Monsanto to Pay $2.5M Penalty for Misbranded Cotton Seed

by | Jul 9, 2010

Monsanto has agreed to pay a $2.5 million penalty for violating a U.S. pesticide law. The agreement resolves misbranding violations related to the sale and distribution of cotton seed products containing genetically engineered pesticides, reports the U.S. Environmental Protection Agency (EPA).

This is the largest civil administrative penalty settlement ever received under the Federal Insecticide, Fungicide and Rodenticide Act (FIFRA), according to the EPA.

At issue is Monsanto’s Bollgard and Bollgard II cotton seed products that contain genetically engineered pesticides known as plant incorporated protectants (PIPs), which are registered as a pesticidal product under FIFRA.

EPA included planting restrictions on Bollgard and Bollgard II, which contain the PIP Bacillus thuringiensis (Bt), as a condition of registrations.

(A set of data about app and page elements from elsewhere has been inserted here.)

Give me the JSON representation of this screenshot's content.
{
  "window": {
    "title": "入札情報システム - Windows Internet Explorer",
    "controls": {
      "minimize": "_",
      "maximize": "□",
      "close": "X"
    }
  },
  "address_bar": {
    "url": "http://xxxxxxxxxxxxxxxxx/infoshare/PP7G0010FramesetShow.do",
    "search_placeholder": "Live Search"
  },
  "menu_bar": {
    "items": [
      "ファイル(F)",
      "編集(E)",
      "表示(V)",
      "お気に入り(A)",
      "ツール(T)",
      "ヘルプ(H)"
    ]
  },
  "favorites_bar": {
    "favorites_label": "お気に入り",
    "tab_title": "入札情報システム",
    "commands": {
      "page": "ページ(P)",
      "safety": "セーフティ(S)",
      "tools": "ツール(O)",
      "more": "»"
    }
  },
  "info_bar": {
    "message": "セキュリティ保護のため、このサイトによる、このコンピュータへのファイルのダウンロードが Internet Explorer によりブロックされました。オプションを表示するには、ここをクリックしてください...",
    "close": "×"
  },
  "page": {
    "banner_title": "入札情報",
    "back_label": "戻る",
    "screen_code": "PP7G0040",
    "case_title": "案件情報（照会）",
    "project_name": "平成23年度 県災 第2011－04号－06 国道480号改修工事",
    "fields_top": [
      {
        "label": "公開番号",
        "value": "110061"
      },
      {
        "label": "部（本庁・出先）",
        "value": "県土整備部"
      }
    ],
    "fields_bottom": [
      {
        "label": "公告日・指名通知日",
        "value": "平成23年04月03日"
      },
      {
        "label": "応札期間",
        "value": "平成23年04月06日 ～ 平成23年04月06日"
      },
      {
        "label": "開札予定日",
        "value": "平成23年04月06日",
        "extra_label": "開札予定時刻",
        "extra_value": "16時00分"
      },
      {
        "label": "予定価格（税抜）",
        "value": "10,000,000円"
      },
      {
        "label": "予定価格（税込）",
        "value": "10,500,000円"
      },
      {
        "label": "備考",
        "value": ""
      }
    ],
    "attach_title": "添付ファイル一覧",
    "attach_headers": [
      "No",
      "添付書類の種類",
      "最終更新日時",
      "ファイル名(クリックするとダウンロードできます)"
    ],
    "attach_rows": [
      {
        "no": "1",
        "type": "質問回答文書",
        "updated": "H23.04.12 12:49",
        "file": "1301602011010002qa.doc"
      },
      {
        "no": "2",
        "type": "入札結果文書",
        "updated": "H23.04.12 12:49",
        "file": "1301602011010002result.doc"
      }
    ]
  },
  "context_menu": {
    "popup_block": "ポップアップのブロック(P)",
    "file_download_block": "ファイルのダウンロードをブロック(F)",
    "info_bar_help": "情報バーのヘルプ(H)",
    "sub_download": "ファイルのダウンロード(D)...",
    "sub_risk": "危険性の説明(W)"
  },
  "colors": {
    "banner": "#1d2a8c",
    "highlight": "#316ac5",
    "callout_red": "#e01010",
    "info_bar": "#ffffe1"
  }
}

This required Monsanto to control the sale and distribution of the cotton seed by including information on the planting restrictions in its labeling and grower guides.

In 2007, Monsanto told the EPA that it had distributed misbranded Bollgard and Bollgard II cotton seed to customers in the Texas counties where EPA had restricted its planting to protect against pests becoming resistant to Bt PIPs and other microbial products used in sprays and dusts.

EPA says Monsanto distributed or sold the cotton products more than 1,700 times nationwide without the planting restrictions in its grower guides and that Bollgard and Bollgard II cotton was planted in the restricted Texas counties.

Monsanto subsequently corrected the grower guides. In September 2008, EPA lifted the planting restriction in the 10 Texas counties for Bollgard II, after Monsanto applied for a change in the registration of that product.

In 2006, Syngenta Seeds agreed to pay a $1.5 million penalty to EPA for selling and distributing seed corn that contained an unregistered genetically engineered pesticide (Bt 10).

Click here for more information about how EPA, USDA and FDA are involved in the federal regulation of genetically engineered plants.

Stay Informed

Get E+E Leader Articles delivered via Newsletter right to your inbox!

Share This